The next day was rainy, grey and weirdly cold. Iguazu Falls averages about 90 degrees Fahrenheit this time of year, and it couldn’t have been more than 60! Being Alaskans, though, we obviously managed. After our initial tour of the stunning falls, curving in a semi-circle in a fashion reminiscent of cartoon films, we took a speedboat right into the heart of the falls. We screamed in mass delight as the boat swerved underneath the thundering downpour, straining our eyes to keep open to witness the waterfall directly above us. Soaking wet and shivering in the “cold”, we returned to our hotel.
What followed was one of the most surreal things I have experienced. I was awoken the next morning by a blast of golden sunlight streaming into the room at 6 AM, and blinked the view into focus. In the distance, far outside my window, Iguazu Falls stood, spewing clouds of mist in all of its glory. Blue skies, almost unnaturally green forest, gleaming white water, surrounded by flocks of white birds that soared in majestic circles around the waterfall – it looked positively unreal. We hurried through breakfast and made our way to the top of the falls, gazing at the incredible panorama of waterfalls in every direction. Words cannot describe – we simply felt like we were in a movie, a computer-generated parallel universe of scenery so beautiful it didn’t seem possible it could actually exist.
We filled that day with activities, ecstatic with the bluebird weather. Ziplining through the rainforest, trekking through the jungle, rappelling down a small cliff. Interestingly, the Argentinian army was also spending time in that particular section of the jungle, and all our activities were accompanied by a soundtrack of distant gunshots. We were also joined by four Mexican girls, who proceeded to shriek and squeal at everything, leaping in terror at the slightest rustle of a leaf. We guessed they were somewhere near 16 or 17 – no, on the bus ride back we talked to them and discovered that they were in their mid 20s, fully educated doctors, architects, and accountants!
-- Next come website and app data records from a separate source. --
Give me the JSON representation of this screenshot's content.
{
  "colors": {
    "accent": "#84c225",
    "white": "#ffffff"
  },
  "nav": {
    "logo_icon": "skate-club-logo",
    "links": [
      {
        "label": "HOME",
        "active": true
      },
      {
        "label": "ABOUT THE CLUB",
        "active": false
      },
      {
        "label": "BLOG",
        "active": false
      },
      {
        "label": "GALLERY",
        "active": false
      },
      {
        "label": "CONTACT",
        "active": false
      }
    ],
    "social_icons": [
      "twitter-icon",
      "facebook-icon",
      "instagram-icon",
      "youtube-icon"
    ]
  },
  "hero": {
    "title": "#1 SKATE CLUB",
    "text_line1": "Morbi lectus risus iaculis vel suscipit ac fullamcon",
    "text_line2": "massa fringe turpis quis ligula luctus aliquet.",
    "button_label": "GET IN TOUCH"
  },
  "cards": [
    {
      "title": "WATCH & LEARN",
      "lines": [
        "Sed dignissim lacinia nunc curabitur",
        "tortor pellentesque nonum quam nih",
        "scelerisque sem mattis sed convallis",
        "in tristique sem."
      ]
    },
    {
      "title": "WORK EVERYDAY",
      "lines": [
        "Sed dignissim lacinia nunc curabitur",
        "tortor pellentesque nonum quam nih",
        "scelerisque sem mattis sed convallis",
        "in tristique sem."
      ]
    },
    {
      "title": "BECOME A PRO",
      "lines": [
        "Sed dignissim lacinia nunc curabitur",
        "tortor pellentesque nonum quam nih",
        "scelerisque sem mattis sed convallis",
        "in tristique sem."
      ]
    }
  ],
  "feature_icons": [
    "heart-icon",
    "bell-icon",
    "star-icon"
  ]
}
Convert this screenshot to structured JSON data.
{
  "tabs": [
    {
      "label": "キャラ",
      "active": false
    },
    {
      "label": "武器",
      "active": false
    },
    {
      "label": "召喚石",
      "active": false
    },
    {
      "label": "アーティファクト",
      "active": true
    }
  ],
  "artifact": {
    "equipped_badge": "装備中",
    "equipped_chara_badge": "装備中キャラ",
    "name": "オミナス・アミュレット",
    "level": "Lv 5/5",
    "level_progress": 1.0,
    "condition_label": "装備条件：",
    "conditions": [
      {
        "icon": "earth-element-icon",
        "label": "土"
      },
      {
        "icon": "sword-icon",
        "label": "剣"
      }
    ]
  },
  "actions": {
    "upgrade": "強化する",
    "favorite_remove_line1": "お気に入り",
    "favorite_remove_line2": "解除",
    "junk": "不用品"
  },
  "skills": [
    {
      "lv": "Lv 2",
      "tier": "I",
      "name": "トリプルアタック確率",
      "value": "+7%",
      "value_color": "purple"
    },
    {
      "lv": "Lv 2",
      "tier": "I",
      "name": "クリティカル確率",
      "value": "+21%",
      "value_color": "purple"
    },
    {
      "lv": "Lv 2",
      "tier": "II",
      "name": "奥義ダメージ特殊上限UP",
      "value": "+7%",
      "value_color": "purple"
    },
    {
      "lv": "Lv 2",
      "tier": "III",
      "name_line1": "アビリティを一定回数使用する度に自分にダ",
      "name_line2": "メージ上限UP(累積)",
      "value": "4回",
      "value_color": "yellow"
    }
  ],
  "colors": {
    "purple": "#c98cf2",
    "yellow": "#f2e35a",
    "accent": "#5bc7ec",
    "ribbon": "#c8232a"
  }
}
Since then we’ve been back in Buenos Aires, enjoying the stunning botanical gardens, the zoo, and the lovely bohemian atmosphere around Palermo. Today we had lunch at one of the most intriguing restaurants I’ve ever been to – a Peruvian-Japanese fusion restaurant called Sipan. You wouldn’t have been able to find it if you didn’t know it was there. Our lunch consisted of empanadas, sushi, seafood ceviche and something called a tacu-tacu (a pie full of rice, beans, cheese, and various exotic seafood), all of which we ordered without being exactly sure what it was. Of course, it was insanely delicious. Adventurous eating for the win!
Tomorrow, we go to Patagonia. Antarctica grows closer by the minute.